That restaurant’s plain naan is the building block for its Streaky Bacon Naan sandwich ($11), which amounts to one of the best BLTs we’ve eaten years. The bacon’s smoky kick is strong without being overwhelming and the balance between the bread, the meat, the coriander cream cheese, the arugula, the tomato, and the (delicate) raw onion is absolutely perfect. Nothing overwhelms anything else and everything contributes to the sandwich as a whole. This bit of fusion cookery doesn’t look like much on the menu—order it, because it’s far more than the sum of its parts once it hits the plate.
Monkey Temple’s commitment to fusion continues with its 6-piece chicken wing appetizer ($7). Monkey Temple wings have lovely chewy skin with a hint of crisp to them, tender, properly cooked interiors, and a cool cucumber-yogurt dipping sauce that adds considerable additional interest.
We felt obligated to order Monkey Temple’s Chicken Tikka Masala ($15), as it’s a foundational curry at this sort of spot.
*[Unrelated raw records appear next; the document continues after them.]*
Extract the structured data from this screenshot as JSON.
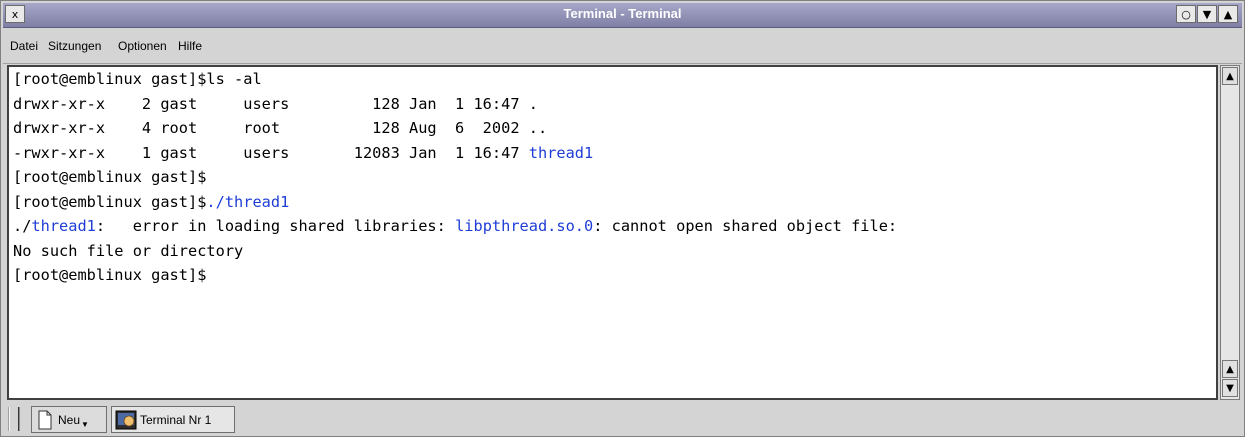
{
  "window": {
    "title": "Terminal - Terminal",
    "close_button_glyph": "x",
    "circle_button_glyph": "○",
    "shade_button_glyph": "▼",
    "maximize_button_glyph": "▲"
  },
  "menubar": {
    "items": [
      "Datei",
      "Sitzungen",
      "Optionen",
      "Hilfe"
    ]
  },
  "terminal": {
    "lines": [
      [
        {
          "text": "[root@emblinux gast]$ls -al"
        }
      ],
      [
        {
          "text": "drwxr-xr-x    2 gast     users         128 Jan  1 16:47 ."
        }
      ],
      [
        {
          "text": "drwxr-xr-x    4 root     root          128 Aug  6  2002 .."
        }
      ],
      [
        {
          "text": "-rwxr-xr-x    1 gast     users       12083 Jan  1 16:47 "
        },
        {
          "text": "thread1",
          "color": "blue"
        }
      ],
      [
        {
          "text": "[root@emblinux gast]$"
        }
      ],
      [
        {
          "text": "[root@emblinux gast]$"
        },
        {
          "text": "./thread1",
          "color": "blue"
        }
      ],
      [
        {
          "text": "./"
        },
        {
          "text": "thread1",
          "color": "blue"
        },
        {
          "text": ":   error in loading shared libraries: "
        },
        {
          "text": "libpthread.so.0",
          "color": "blue"
        },
        {
          "text": ": cannot open shared object file:"
        }
      ],
      [
        {
          "text": "No such file or directory"
        }
      ],
      [
        {
          "text": "[root@emblinux gast]$"
        }
      ]
    ]
  },
  "tabbar": {
    "new_label": "Neu",
    "session_tab_label": "Terminal Nr 1"
  },
  "colors": {
    "highlight_blue": "#1f3dd6",
    "title_bar": "#8f8fb6"
  }
}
The Monkey Temple version is workmanlike but ultimately good—tender, creamy, aggressively salty (but not offensively so), and while it was milder than we’d like, it wasn’t boring or in any way deficient. This is nicely executed comfort food for the casual chicken tikka masala lover, exactly what you expected in a way that feels like a visit from an old friend.
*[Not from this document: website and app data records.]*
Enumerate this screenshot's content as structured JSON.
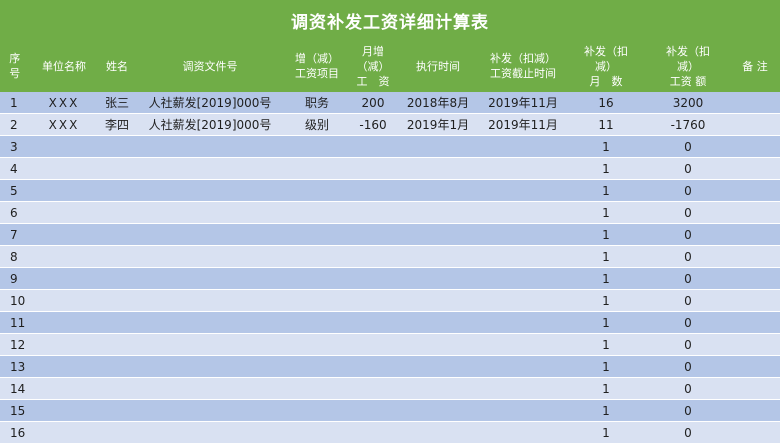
{
  "title": "调资补发工资详细计算表",
  "columns": [
    "序\n号",
    "单位名称",
    "姓名",
    "调资文件号",
    "增（减）\n工资项目",
    "月增\n（减）\n工　资",
    "执行时间",
    "补发（扣减）\n工资截止时间",
    "补发（扣\n减）\n月　数",
    "补发（扣\n减）\n工资 额",
    "备 注"
  ],
  "rows": [
    {
      "seq": "1",
      "unit": "XXX",
      "name": "张三",
      "doc": "人社薪发[2019]000号",
      "item": "职务",
      "monthly": "200",
      "start": "2018年8月",
      "end": "2019年11月",
      "months": "16",
      "amount": "3200",
      "note": ""
    },
    {
      "seq": "2",
      "unit": "XXX",
      "name": "李四",
      "doc": "人社薪发[2019]000号",
      "item": "级别",
      "monthly": "-160",
      "start": "2019年1月",
      "end": "2019年11月",
      "months": "11",
      "amount": "-1760",
      "note": ""
    },
    {
      "seq": "3",
      "unit": "",
      "name": "",
      "doc": "",
      "item": "",
      "monthly": "",
      "start": "",
      "end": "",
      "months": "1",
      "amount": "0",
      "note": ""
    },
    {
      "seq": "4",
      "unit": "",
      "name": "",
      "doc": "",
      "item": "",
      "monthly": "",
      "start": "",
      "end": "",
      "months": "1",
      "amount": "0",
      "note": ""
    },
    {
      "seq": "5",
      "unit": "",
      "name": "",
      "doc": "",
      "item": "",
      "monthly": "",
      "start": "",
      "end": "",
      "months": "1",
      "amount": "0",
      "note": ""
    },
    {
      "seq": "6",
      "unit": "",
      "name": "",
      "doc": "",
      "item": "",
      "monthly": "",
      "start": "",
      "end": "",
      "months": "1",
      "amount": "0",
      "note": ""
    },
    {
      "seq": "7",
      "unit": "",
      "name": "",
      "doc": "",
      "item": "",
      "monthly": "",
      "start": "",
      "end": "",
      "months": "1",
      "amount": "0",
      "note": ""
    },
    {
      "seq": "8",
      "unit": "",
      "name": "",
      "doc": "",
      "item": "",
      "monthly": "",
      "start": "",
      "end": "",
      "months": "1",
      "amount": "0",
      "note": ""
    },
    {
      "seq": "9",
      "unit": "",
      "name": "",
      "doc": "",
      "item": "",
      "monthly": "",
      "start": "",
      "end": "",
      "months": "1",
      "amount": "0",
      "note": ""
    },
    {
      "seq": "10",
      "unit": "",
      "name": "",
      "doc": "",
      "item": "",
      "monthly": "",
      "start": "",
      "end": "",
      "months": "1",
      "amount": "0",
      "note": ""
    },
    {
      "seq": "11",
      "unit": "",
      "name": "",
      "doc": "",
      "item": "",
      "monthly": "",
      "start": "",
      "end": "",
      "months": "1",
      "amount": "0",
      "note": ""
    },
    {
      "seq": "12",
      "unit": "",
      "name": "",
      "doc": "",
      "item": "",
      "monthly": "",
      "start": "",
      "end": "",
      "months": "1",
      "amount": "0",
      "note": ""
    },
    {
      "seq": "13",
      "unit": "",
      "name": "",
      "doc": "",
      "item": "",
      "monthly": "",
      "start": "",
      "end": "",
      "months": "1",
      "amount": "0",
      "note": ""
    },
    {
      "seq": "14",
      "unit": "",
      "name": "",
      "doc": "",
      "item": "",
      "monthly": "",
      "start": "",
      "end": "",
      "months": "1",
      "amount": "0",
      "note": ""
    },
    {
      "seq": "15",
      "unit": "",
      "name": "",
      "doc": "",
      "item": "",
      "monthly": "",
      "start": "",
      "end": "",
      "months": "1",
      "amount": "0",
      "note": ""
    },
    {
      "seq": "16",
      "unit": "",
      "name": "",
      "doc": "",
      "item": "",
      "monthly": "",
      "start": "",
      "end": "",
      "months": "1",
      "amount": "0",
      "note": ""
    }
  ],
  "colors": {
    "header_green": "#70ad47",
    "row_band_dark": "#b4c6e7",
    "row_band_light": "#d9e1f2"
  }
}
The restaurant’s Lamb Tandoori Platter ($16) is clean, simple, and classic—chunks of tender, flame-kissed lamb, a dense mango chutney with an almost jelly-like texture, white rice, and lentil daal. There’s nothing to hide behind with this dish—it lives or dies based on the skill of the chef. And that skill must be considerable, because we found every aspect of this entree to be on point, from the roasting of the mild, beautifully charred lamb to the cooking of the rice to the complementary sweetness of the chutney.
On the cocktail front, Monkey Temple’s menu is anchored by Apologue, a Chicago-based spirits company that specializes in exotic liqueurs flavored with mostly Midwestern-sourced ingredients. We quite liked our Celery Root G&T ($8.50) which was neither too sweet nor too boozy and packed a subtle but enjoyable celery finish. Better still was the exquisite Saffron Lassi ($8.25), an almost impossibly light and silken yogurt drink with just a hint of boozy saffron to give it richness and depth.
As we drank our lassi down to the last drops it occurred that once again we’d been (temporarily) taken in by appearances—behind a forgettable facade on Snelling Avenue is some of the most enjoyable Indian (and Indian fusion) food in St. Paul.
Monkey Temple, 272 Snelling Ave S #200, St. Paul, MN, 651-330-1617